----- Exercise data -----

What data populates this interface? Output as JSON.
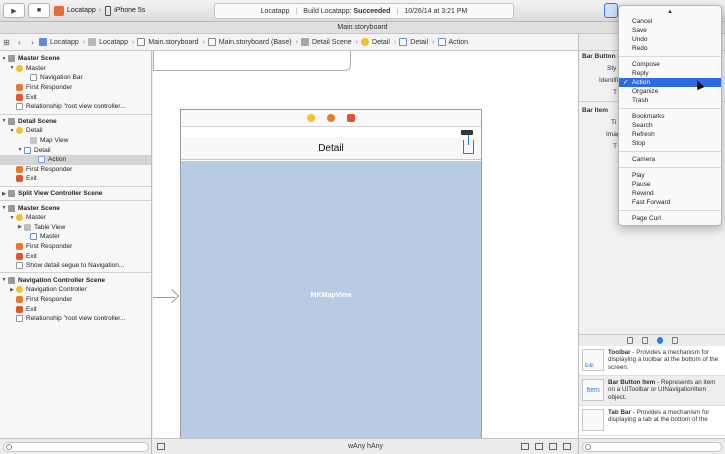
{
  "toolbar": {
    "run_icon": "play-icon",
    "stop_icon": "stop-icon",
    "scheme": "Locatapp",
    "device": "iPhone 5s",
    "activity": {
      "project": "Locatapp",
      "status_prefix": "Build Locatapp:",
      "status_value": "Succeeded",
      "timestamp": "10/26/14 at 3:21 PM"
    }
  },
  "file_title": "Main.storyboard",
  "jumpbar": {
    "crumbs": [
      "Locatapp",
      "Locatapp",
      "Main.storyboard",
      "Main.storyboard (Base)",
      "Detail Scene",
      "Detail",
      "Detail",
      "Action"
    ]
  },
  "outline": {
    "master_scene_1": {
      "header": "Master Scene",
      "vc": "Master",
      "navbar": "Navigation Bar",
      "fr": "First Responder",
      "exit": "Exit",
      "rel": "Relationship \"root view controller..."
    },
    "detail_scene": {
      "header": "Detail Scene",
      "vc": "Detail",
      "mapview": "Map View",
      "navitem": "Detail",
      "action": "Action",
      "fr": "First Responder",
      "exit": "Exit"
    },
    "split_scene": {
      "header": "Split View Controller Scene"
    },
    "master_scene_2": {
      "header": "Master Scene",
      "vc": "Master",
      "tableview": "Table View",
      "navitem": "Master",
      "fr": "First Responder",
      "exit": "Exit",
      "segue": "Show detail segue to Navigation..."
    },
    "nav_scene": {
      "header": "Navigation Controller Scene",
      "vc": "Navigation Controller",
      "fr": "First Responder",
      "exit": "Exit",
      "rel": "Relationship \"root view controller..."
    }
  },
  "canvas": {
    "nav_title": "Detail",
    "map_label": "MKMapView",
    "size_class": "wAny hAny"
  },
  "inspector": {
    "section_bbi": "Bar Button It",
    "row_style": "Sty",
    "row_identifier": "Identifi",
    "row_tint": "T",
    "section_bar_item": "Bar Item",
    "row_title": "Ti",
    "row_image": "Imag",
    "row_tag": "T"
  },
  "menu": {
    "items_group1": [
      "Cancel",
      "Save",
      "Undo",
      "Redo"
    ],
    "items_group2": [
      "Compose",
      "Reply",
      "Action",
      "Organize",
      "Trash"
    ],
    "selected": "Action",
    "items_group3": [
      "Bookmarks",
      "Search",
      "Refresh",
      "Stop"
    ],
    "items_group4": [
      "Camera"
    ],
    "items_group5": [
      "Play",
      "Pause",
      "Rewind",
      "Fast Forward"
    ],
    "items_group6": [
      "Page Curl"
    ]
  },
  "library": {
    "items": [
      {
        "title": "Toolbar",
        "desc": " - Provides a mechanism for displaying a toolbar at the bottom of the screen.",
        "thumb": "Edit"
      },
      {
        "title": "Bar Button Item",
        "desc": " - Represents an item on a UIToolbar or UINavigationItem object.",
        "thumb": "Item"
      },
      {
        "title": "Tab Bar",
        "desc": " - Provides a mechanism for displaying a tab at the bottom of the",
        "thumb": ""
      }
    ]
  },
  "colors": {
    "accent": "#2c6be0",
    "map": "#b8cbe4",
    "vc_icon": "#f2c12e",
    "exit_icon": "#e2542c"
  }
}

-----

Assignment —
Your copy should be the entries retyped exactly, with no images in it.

Response below —
What data populates this interface? Output as JSON.
{
  "toolbar": {
    "run_icon": "play-icon",
    "stop_icon": "stop-icon",
    "scheme": "Locatapp",
    "device": "iPhone 5s",
    "activity": {
      "project": "Locatapp",
      "status_prefix": "Build Locatapp:",
      "status_value": "Succeeded",
      "timestamp": "10/26/14 at 3:21 PM"
    }
  },
  "file_title": "Main.storyboard",
  "jumpbar": {
    "crumbs": [
      "Locatapp",
      "Locatapp",
      "Main.storyboard",
      "Main.storyboard (Base)",
      "Detail Scene",
      "Detail",
      "Detail",
      "Action"
    ]
  },
  "outline": {
    "master_scene_1": {
      "header": "Master Scene",
      "vc": "Master",
      "navbar": "Navigation Bar",
      "fr": "First Responder",
      "exit": "Exit",
      "rel": "Relationship \"root view controller..."
    },
    "detail_scene": {
      "header": "Detail Scene",
      "vc": "Detail",
      "mapview": "Map View",
      "navitem": "Detail",
      "action": "Action",
      "fr": "First Responder",
      "exit": "Exit"
    },
    "split_scene": {
      "header": "Split View Controller Scene"
    },
    "master_scene_2": {
      "header": "Master Scene",
      "vc": "Master",
      "tableview": "Table View",
      "navitem": "Master",
      "fr": "First Responder",
      "exit": "Exit",
      "segue": "Show detail segue to Navigation..."
    },
    "nav_scene": {
      "header": "Navigation Controller Scene",
      "vc": "Navigation Controller",
      "fr": "First Responder",
      "exit": "Exit",
      "rel": "Relationship \"root view controller..."
    }
  },
  "canvas": {
    "nav_title": "Detail",
    "map_label": "MKMapView",
    "size_class": "wAny hAny"
  },
  "inspector": {
    "section_bbi": "Bar Button It",
    "row_style": "Sty",
    "row_identifier": "Identifi",
    "row_tint": "T",
    "section_bar_item": "Bar Item",
    "row_title": "Ti",
    "row_image": "Imag",
    "row_tag": "T"
  },
  "menu": {
    "items_group1": [
      "Cancel",
      "Save",
      "Undo",
      "Redo"
    ],
    "items_group2": [
      "Compose",
      "Reply",
      "Action",
      "Organize",
      "Trash"
    ],
    "selected": "Action",
    "items_group3": [
      "Bookmarks",
      "Search",
      "Refresh",
      "Stop"
    ],
    "items_group4": [
      "Camera"
    ],
    "items_group5": [
      "Play",
      "Pause",
      "Rewind",
      "Fast Forward"
    ],
    "items_group6": [
      "Page Curl"
    ]
  },
  "library": {
    "items": [
      {
        "title": "Toolbar",
        "desc": " - Provides a mechanism for displaying a toolbar at the bottom of the screen.",
        "thumb": "Edit"
      },
      {
        "title": "Bar Button Item",
        "desc": " - Represents an item on a UIToolbar or UINavigationItem object.",
        "thumb": "Item"
      },
      {
        "title": "Tab Bar",
        "desc": " - Provides a mechanism for displaying a tab at the bottom of the",
        "thumb": ""
      }
    ]
  },
  "colors": {
    "accent": "#2c6be0",
    "map": "#b8cbe4",
    "vc_icon": "#f2c12e",
    "exit_icon": "#e2542c"
  }
}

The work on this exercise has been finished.